**The data**
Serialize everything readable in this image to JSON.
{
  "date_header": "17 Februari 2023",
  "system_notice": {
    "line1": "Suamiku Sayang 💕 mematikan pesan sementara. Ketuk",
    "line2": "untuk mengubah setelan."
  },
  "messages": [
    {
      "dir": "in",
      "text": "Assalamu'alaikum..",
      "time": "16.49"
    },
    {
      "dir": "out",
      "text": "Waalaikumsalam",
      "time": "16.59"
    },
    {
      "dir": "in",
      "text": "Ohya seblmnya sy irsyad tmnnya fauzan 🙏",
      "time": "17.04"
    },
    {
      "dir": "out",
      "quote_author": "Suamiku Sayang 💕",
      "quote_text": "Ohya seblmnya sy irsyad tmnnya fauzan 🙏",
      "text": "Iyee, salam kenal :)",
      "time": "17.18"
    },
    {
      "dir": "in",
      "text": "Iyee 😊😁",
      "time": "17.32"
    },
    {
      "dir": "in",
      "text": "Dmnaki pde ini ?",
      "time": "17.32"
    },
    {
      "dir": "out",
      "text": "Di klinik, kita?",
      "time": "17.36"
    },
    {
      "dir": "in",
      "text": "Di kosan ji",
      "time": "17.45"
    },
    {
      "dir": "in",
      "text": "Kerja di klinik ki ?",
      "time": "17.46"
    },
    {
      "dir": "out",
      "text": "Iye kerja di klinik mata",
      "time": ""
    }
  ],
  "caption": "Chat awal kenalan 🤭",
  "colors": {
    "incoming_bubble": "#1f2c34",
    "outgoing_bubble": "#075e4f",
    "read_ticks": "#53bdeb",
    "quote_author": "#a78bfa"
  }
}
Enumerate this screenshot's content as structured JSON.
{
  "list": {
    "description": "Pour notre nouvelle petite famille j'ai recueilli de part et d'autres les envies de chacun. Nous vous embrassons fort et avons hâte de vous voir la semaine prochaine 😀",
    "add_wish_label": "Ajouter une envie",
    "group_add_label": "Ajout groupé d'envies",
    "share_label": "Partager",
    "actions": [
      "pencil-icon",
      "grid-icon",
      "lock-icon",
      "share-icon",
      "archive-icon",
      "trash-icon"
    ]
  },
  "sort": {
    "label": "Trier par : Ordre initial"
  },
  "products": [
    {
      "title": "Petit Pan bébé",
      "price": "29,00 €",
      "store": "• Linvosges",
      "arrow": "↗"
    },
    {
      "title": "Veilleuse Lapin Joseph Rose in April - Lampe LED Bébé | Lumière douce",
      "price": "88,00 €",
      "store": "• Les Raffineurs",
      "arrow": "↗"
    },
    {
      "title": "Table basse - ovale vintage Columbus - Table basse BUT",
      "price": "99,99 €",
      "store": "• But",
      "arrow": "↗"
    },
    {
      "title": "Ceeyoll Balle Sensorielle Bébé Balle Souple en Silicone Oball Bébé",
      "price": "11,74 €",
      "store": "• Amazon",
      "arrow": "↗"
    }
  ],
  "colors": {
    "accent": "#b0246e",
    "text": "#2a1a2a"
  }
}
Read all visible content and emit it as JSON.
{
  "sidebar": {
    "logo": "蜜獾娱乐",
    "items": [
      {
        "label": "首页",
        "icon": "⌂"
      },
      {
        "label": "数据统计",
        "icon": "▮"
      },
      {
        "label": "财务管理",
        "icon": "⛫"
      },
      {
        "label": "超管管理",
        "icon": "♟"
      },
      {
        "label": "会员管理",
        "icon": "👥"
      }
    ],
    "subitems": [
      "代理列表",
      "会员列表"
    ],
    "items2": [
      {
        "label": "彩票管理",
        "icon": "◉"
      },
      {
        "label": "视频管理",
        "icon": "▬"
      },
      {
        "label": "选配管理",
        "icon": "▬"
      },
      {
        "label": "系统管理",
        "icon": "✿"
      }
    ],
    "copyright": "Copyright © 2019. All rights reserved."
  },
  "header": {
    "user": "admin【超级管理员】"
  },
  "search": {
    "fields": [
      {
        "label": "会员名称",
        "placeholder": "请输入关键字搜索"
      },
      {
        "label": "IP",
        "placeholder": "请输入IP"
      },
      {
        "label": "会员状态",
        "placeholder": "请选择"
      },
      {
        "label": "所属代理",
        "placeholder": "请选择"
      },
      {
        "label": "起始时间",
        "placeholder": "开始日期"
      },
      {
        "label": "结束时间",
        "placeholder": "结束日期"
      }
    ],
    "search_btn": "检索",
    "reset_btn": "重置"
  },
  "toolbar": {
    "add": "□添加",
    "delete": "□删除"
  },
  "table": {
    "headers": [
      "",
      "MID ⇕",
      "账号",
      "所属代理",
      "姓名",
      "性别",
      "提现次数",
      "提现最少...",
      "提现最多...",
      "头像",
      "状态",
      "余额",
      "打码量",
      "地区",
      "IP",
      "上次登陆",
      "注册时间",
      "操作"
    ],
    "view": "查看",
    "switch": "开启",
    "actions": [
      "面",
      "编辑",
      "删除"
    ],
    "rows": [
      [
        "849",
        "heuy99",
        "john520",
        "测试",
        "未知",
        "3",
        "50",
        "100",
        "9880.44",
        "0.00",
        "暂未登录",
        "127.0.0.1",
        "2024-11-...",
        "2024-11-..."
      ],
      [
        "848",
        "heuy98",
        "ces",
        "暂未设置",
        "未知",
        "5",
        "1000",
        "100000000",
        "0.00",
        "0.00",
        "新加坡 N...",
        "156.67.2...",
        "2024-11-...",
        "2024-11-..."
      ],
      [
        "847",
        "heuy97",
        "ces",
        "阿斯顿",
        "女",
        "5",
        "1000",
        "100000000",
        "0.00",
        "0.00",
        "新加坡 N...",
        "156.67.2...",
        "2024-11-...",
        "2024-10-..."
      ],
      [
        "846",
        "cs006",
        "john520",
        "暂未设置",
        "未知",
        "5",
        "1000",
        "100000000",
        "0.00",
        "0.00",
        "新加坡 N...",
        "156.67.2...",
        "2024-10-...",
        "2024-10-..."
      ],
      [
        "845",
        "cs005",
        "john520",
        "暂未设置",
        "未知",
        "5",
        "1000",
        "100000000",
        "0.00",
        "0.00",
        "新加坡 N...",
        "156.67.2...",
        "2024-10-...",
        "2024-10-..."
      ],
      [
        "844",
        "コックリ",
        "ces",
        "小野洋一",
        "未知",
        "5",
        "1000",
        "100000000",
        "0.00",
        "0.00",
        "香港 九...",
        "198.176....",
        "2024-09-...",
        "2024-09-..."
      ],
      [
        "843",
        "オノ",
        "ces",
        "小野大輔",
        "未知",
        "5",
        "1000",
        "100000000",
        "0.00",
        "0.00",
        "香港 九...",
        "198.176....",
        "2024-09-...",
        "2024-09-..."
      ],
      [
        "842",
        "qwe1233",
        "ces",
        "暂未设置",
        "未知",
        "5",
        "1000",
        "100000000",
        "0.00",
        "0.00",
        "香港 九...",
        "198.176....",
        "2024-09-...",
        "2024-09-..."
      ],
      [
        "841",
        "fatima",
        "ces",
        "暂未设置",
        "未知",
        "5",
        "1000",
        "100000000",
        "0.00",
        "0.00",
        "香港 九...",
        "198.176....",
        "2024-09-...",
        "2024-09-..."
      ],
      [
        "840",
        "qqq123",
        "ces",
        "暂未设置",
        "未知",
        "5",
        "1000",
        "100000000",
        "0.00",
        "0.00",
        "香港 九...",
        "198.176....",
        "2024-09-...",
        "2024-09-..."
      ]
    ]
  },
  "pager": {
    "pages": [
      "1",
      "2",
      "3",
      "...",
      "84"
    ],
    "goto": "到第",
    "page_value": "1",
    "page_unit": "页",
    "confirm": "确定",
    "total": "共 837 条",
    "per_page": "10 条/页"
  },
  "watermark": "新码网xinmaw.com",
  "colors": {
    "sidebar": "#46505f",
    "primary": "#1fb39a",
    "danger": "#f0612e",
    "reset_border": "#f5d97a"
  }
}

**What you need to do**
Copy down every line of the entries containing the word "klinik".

**Exercise output**
      "text": "Di klinik, kita?",
      "text": "Kerja di klinik ki ?",
      "text": "Iye kerja di klinik mata",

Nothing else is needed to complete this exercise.